by Mark A. Ridenour of the Ridenour Group, Consultant to the Ohio Optometric Association
Accountable Care Organizations (ACOs) are health systems, hospital or physician-led, which are charged with the management of the health of a defined population. Medicare has led with various models, the most popular of which is the Medicare Shared Savings Program (MSSP). Medicare will continue to pay individual providers and suppliers for specific items and services as it currently does under the Fee-For-Service payment systems. Should the ACO achieve lower costs and better quality outcomes than projected, Medicare will share the financial savings with the ACO, which then shares it with its providers.
The Advance Payment Model is designed for physician-based and rural providers who have come together voluntarily to give coordinated high-quality care to the Medicare patients they serve. Selected participants will receive upfront and monthly payments, which they can use to make important investments in their care coordination infrastructure.

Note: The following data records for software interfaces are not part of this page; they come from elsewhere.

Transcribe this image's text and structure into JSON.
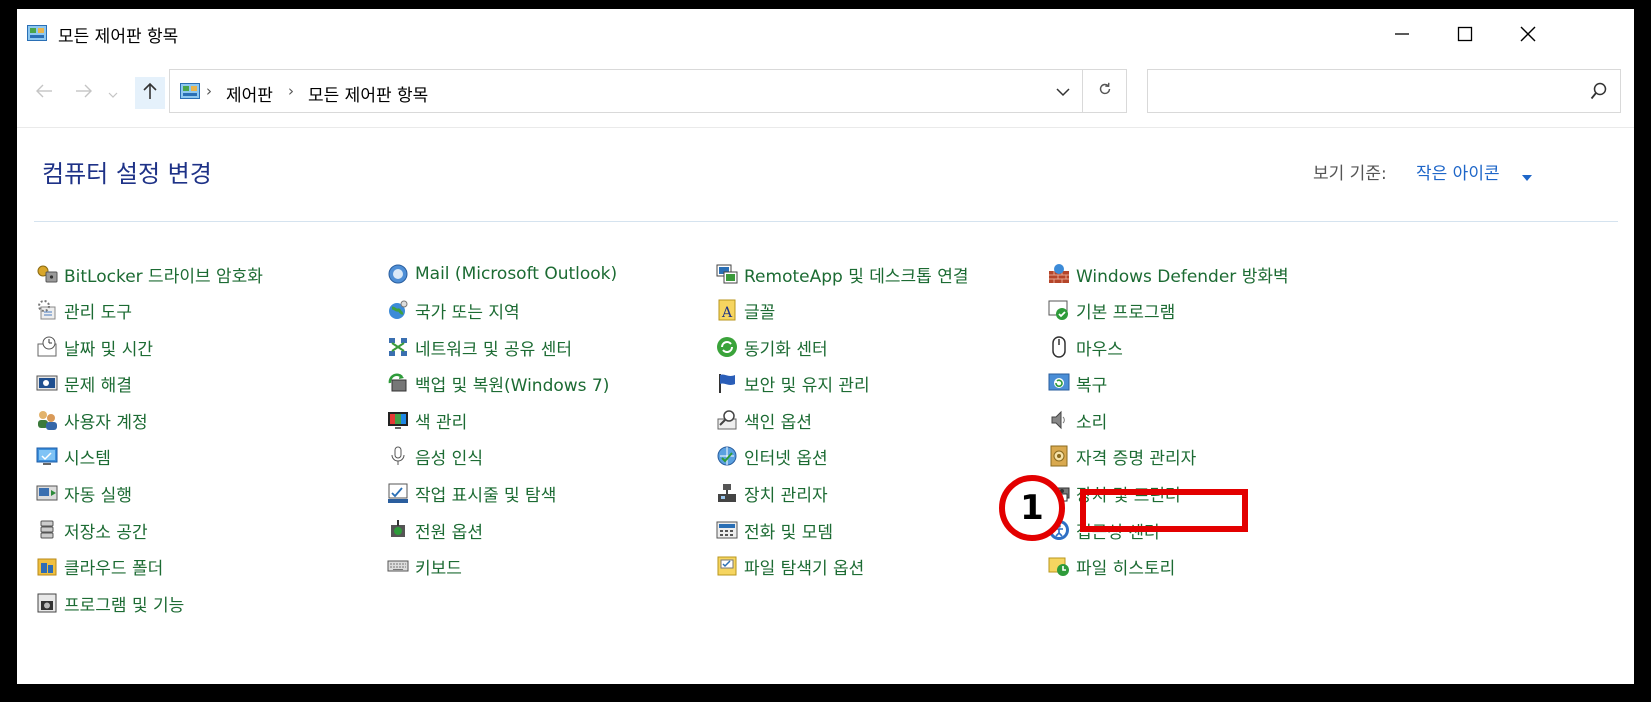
{
  "window": {
    "title": "모든 제어판 항목",
    "controls": {
      "minimize": "minimize-icon",
      "maximize": "maximize-icon",
      "close": "close-icon"
    }
  },
  "address": {
    "crumbs": [
      "제어판",
      "모든 제어판 항목"
    ],
    "search_placeholder": ""
  },
  "header": {
    "title": "컴퓨터 설정 변경",
    "view_label": "보기 기준:",
    "view_value": "작은 아이콘"
  },
  "items": [
    {
      "label": "BitLocker 드라이브 암호화",
      "icon": "bitlocker-icon"
    },
    {
      "label": "관리 도구",
      "icon": "admin-tools-icon"
    },
    {
      "label": "날짜 및 시간",
      "icon": "date-time-icon"
    },
    {
      "label": "문제 해결",
      "icon": "troubleshoot-icon"
    },
    {
      "label": "사용자 계정",
      "icon": "user-accounts-icon"
    },
    {
      "label": "시스템",
      "icon": "system-icon"
    },
    {
      "label": "자동 실행",
      "icon": "autoplay-icon"
    },
    {
      "label": "저장소 공간",
      "icon": "storage-spaces-icon"
    },
    {
      "label": "클라우드 폴더",
      "icon": "work-folders-icon"
    },
    {
      "label": "프로그램 및 기능",
      "icon": "programs-features-icon"
    },
    {
      "label": "Mail (Microsoft Outlook)",
      "icon": "mail-icon"
    },
    {
      "label": "국가 또는 지역",
      "icon": "region-icon"
    },
    {
      "label": "네트워크 및 공유 센터",
      "icon": "network-icon"
    },
    {
      "label": "백업 및 복원(Windows 7)",
      "icon": "backup-icon"
    },
    {
      "label": "색 관리",
      "icon": "color-management-icon"
    },
    {
      "label": "음성 인식",
      "icon": "speech-icon"
    },
    {
      "label": "작업 표시줄 및 탐색",
      "icon": "taskbar-icon"
    },
    {
      "label": "전원 옵션",
      "icon": "power-icon"
    },
    {
      "label": "키보드",
      "icon": "keyboard-icon"
    },
    {
      "label": "RemoteApp 및 데스크톱 연결",
      "icon": "remoteapp-icon"
    },
    {
      "label": "글꼴",
      "icon": "fonts-icon"
    },
    {
      "label": "동기화 센터",
      "icon": "sync-icon"
    },
    {
      "label": "보안 및 유지 관리",
      "icon": "security-flag-icon"
    },
    {
      "label": "색인 옵션",
      "icon": "indexing-icon"
    },
    {
      "label": "인터넷 옵션",
      "icon": "internet-icon"
    },
    {
      "label": "장치 관리자",
      "icon": "device-manager-icon"
    },
    {
      "label": "전화 및 모뎀",
      "icon": "phone-modem-icon"
    },
    {
      "label": "파일 탐색기 옵션",
      "icon": "explorer-options-icon"
    },
    {
      "label": "Windows Defender 방화벽",
      "icon": "firewall-icon"
    },
    {
      "label": "기본 프로그램",
      "icon": "default-programs-icon"
    },
    {
      "label": "마우스",
      "icon": "mouse-icon"
    },
    {
      "label": "복구",
      "icon": "recovery-icon"
    },
    {
      "label": "소리",
      "icon": "sound-icon"
    },
    {
      "label": "자격 증명 관리자",
      "icon": "credential-icon"
    },
    {
      "label": "장치 및 프린터",
      "icon": "devices-printers-icon"
    },
    {
      "label": "접근성 센터",
      "icon": "ease-of-access-icon"
    },
    {
      "label": "파일 히스토리",
      "icon": "file-history-icon"
    }
  ],
  "annotation": {
    "number": "1",
    "color": "#e30000"
  },
  "colors": {
    "link": "#1c6b33",
    "heading": "#1e3287",
    "accent": "#1e66c8"
  }
}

The Pioneer ACO Model is designed for health care organizations and providers that are already experienced in coordinating care for patients across care settings. It will allow these provider groups to move more rapidly from a shared savings payment model to a population-based payment model on a track consistent with, but separate from, the MSSP. A minimum of 15,000 Medicare beneficiaries must be managed in this model versus the 5,000 minimum for the MSSP.
Each of these models will eventually move to a population-based payment model. Population-based payment is a per-beneficiary-per-month payment amount intended to replace some or all of the ACO’s fee-for-service (FFS) payments with a prospective monthly payment. Recent CMS notices have stated that 154 organizations now participate in all Medicare ACO programs. Since there is no accreditation, there is no accounting of private ACOs however it is known that most major hospital systems and large physician organizations have these in development with plans to offer to multiple payers.
“An Evolving Health Reform Landscape” is a four-part series.